Anand: This is a live issue at Brightside and the balance between automation and quality lies at the heart of our approach. Expressed simply, Brightside’s mentors provide information, advice, and guidance to young people at a key point of transition. Our model is an interesting combination of the personal touch (your very own mentor) delivered at scale (online). Ultimately, our aim is to stimulate a relationship which makes a meaningful difference to the mentee, and so the human dimension will always be at the forefront of our model.

There are some quick wins that we can make here – using technology to automate organisation processes that enable staff to concentrate their time and energies on the mentoring relationships themselves. However, there is a bigger question for us in how we make the best use of technology to optimise our mentoring programme for the young people we work with. For example, we know that machine learning has the potential to help us identify common topics that come up through mentoring conversations, and to identify high-quality responses to queries. We can use the findings from such analysis in our training of mentors for example.

We currently deliver much of our training for mentors through scheduled webinars which allows for questions to be asked and answered in real-time and for everyone on the webinar to learn from the exchange. However, this does represent a big cost, and we are currently exploring other ways of delivering e-learning modules. We are also starting to investigate high quality e-learning engagement for students as well.

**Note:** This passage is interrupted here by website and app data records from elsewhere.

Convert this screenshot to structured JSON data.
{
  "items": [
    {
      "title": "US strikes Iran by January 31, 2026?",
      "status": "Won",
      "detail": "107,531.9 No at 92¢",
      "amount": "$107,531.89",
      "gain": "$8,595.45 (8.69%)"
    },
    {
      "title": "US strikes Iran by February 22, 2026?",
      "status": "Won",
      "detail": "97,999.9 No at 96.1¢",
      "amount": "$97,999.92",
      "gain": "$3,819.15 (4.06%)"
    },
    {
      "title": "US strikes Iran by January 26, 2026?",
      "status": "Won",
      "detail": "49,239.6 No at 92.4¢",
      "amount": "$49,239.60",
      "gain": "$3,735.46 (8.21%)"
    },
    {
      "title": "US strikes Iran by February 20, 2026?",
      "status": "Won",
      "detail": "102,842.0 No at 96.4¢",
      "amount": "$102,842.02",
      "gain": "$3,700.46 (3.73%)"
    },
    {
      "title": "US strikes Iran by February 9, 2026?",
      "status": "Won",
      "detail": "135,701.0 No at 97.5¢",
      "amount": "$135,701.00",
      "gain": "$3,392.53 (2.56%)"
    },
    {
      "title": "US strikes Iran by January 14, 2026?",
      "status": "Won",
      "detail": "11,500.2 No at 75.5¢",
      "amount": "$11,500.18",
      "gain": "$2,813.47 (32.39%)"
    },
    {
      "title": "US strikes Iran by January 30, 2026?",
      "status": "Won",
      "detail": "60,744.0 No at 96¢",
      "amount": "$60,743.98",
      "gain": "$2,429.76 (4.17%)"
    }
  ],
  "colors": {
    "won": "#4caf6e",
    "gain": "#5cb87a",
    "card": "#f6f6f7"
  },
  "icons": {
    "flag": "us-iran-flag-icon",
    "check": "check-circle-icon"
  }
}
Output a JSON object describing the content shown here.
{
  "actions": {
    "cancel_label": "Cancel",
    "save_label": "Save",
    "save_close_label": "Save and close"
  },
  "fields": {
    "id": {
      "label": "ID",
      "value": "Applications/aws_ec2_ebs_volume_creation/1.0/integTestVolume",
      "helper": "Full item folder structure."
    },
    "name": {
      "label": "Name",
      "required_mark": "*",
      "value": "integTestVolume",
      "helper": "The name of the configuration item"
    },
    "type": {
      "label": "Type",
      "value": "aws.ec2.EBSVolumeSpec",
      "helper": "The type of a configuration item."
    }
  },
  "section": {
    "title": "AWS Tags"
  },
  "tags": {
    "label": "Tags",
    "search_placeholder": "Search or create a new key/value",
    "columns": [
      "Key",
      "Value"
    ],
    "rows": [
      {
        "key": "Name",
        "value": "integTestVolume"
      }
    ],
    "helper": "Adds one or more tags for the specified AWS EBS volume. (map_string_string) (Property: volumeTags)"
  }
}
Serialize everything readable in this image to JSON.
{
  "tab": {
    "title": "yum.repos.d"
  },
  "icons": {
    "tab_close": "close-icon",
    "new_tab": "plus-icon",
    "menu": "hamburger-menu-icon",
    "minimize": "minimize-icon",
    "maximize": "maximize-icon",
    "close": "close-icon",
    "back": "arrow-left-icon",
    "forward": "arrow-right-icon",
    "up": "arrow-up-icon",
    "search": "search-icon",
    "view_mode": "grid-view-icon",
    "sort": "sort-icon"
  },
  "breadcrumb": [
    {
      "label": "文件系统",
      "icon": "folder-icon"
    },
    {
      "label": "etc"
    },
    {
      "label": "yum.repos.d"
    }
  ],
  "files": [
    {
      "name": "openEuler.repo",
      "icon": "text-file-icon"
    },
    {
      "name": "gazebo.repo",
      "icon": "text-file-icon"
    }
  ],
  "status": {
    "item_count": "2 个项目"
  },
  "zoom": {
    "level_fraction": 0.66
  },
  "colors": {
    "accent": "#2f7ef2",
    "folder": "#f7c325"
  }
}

These are just a couple of examples of the areas where we are looking to achieve the optimum balance between automation and quality. It’s a tough, but very exciting, balance to explore – and this balance will change over time. As people’s familiarity with receiving information and instruction online evolves, our thinking and delivery models must follow suit.